(Component data from apps and pages)
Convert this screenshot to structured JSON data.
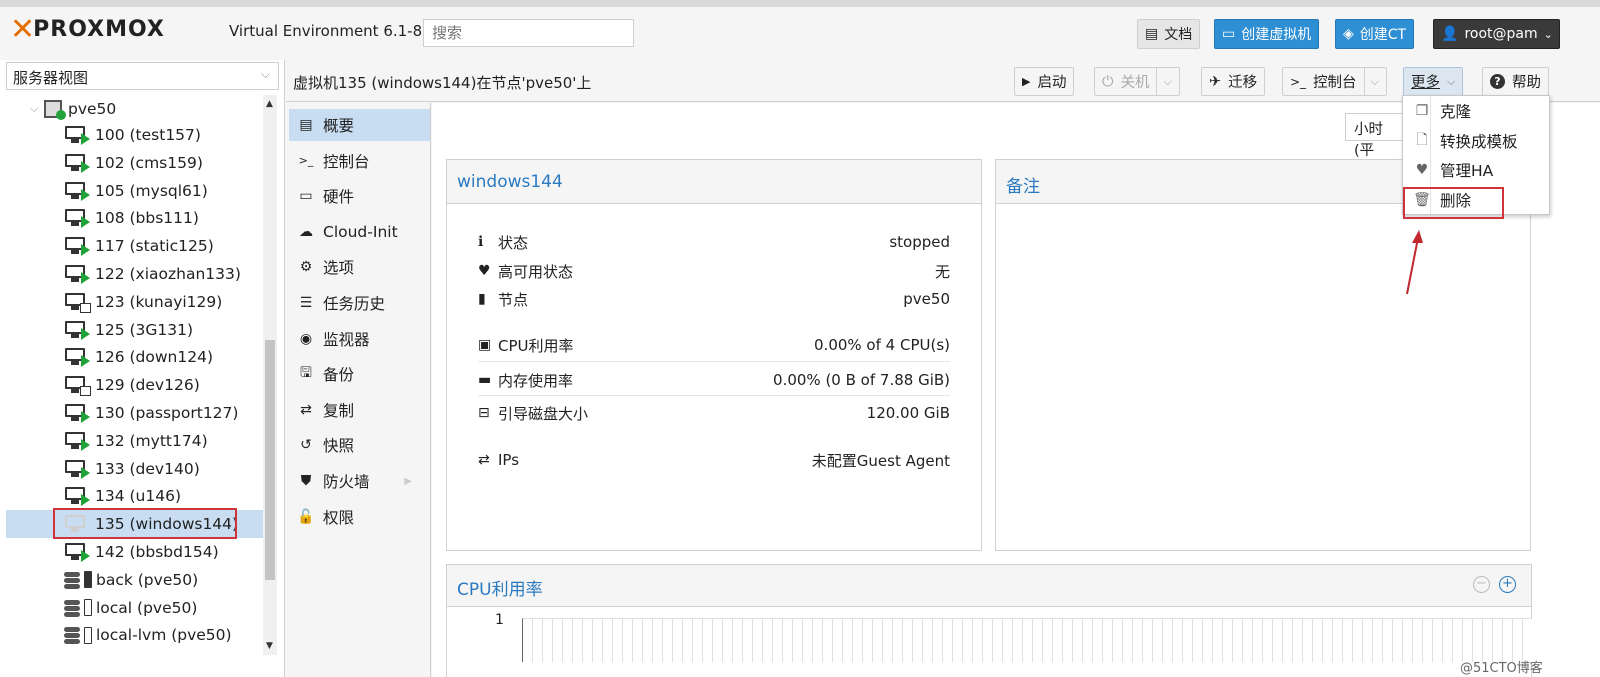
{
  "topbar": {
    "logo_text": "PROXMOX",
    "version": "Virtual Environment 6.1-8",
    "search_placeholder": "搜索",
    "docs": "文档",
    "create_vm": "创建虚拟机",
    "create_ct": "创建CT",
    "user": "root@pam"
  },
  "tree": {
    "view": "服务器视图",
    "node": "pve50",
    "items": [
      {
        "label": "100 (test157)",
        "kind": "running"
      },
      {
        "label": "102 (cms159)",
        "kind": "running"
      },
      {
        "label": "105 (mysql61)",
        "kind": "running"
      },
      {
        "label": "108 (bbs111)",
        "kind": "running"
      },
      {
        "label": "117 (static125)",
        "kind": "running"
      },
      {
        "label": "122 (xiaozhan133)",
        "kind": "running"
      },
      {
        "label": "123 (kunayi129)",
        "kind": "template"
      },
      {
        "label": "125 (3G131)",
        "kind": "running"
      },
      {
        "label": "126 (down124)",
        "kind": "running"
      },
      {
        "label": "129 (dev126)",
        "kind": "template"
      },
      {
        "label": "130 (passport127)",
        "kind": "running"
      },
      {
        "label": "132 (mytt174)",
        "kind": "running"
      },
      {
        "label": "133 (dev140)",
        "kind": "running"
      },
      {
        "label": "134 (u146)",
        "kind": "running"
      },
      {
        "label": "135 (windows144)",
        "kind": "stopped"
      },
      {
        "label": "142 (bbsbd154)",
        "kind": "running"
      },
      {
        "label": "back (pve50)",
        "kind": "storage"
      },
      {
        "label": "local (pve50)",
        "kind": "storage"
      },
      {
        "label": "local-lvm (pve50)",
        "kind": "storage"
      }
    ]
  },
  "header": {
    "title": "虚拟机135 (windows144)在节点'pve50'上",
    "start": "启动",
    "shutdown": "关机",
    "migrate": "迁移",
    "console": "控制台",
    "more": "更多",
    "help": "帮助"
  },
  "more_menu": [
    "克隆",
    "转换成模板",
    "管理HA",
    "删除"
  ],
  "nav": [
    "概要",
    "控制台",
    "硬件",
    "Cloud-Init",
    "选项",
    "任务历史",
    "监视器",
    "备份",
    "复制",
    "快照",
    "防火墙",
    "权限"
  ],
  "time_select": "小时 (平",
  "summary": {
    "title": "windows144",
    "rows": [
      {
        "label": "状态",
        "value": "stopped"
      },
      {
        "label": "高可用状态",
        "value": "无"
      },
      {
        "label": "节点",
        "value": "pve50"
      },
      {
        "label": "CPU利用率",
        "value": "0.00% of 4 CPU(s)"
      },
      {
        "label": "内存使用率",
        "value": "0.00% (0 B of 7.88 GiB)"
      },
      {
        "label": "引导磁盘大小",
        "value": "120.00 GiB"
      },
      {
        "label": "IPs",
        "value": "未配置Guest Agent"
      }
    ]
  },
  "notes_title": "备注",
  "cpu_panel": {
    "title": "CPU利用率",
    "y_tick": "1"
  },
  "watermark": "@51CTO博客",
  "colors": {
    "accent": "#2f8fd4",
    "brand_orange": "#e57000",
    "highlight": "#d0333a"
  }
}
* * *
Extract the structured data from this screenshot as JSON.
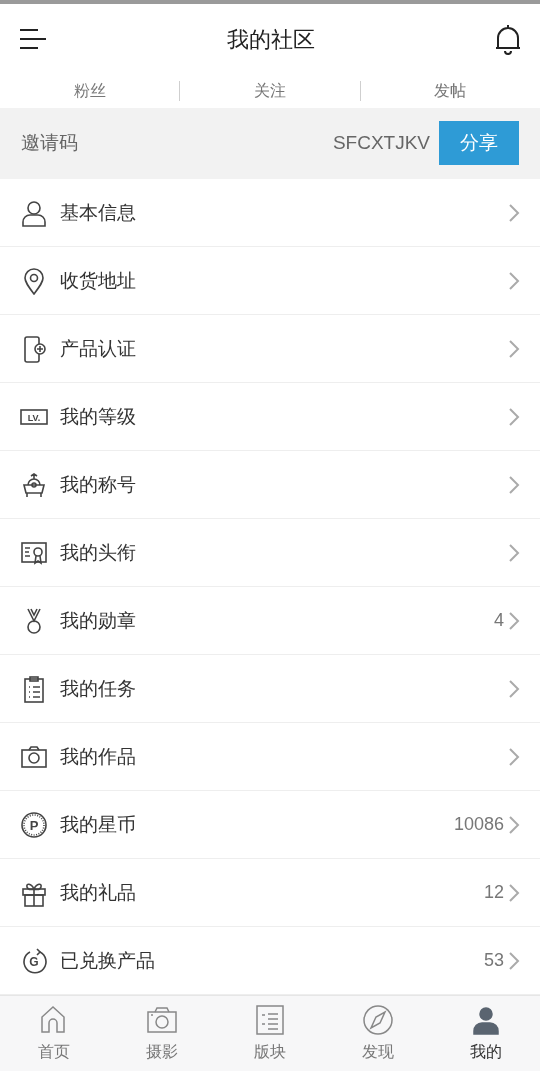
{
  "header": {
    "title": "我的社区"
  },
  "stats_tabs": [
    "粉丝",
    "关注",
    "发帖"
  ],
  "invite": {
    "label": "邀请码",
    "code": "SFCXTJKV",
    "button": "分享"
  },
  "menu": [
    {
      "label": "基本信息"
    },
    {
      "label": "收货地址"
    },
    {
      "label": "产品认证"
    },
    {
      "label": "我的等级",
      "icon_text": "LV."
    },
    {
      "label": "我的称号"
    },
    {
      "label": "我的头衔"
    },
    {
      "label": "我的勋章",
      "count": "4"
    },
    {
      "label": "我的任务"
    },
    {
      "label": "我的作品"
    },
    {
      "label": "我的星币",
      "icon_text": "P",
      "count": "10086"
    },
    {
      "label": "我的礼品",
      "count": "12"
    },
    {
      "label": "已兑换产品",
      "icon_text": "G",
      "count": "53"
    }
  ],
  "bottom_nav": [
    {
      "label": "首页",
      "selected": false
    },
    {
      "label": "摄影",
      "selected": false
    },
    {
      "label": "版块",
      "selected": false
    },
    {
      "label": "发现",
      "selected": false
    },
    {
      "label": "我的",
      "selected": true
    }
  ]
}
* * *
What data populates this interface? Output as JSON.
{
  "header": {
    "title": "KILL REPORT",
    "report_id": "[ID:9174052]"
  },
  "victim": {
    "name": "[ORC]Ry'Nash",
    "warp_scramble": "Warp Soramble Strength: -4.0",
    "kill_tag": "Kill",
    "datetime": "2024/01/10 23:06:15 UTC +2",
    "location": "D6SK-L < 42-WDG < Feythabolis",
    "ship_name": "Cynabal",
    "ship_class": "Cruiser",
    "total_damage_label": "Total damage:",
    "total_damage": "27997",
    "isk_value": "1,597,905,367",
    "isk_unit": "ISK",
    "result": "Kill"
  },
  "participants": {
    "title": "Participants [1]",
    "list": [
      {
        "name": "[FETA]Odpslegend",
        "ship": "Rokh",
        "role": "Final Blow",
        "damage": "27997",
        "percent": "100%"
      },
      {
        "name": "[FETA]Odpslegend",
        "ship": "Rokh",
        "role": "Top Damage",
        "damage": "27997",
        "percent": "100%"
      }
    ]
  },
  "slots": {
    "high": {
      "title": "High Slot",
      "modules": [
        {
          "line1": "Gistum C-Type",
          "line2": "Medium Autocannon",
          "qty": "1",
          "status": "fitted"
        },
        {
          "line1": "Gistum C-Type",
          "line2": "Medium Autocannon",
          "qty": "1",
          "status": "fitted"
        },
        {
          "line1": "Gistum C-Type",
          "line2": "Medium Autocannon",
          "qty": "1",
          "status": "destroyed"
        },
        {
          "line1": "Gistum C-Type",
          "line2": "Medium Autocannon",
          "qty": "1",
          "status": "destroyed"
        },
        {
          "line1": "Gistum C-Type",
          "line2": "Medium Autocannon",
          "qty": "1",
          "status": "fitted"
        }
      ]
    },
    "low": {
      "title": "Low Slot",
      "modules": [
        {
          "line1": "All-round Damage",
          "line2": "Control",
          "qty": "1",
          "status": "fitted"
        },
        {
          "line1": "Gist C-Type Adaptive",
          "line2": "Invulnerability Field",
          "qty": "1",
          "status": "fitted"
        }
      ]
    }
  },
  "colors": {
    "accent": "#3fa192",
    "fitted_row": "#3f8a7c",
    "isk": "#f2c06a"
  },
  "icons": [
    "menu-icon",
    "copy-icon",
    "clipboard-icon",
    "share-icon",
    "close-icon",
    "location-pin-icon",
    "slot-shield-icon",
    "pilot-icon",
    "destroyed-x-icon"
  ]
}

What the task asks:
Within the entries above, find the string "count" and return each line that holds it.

Answer section:
      "count": "4"
      "count": "10086"
      "count": "12"
      "count": "53"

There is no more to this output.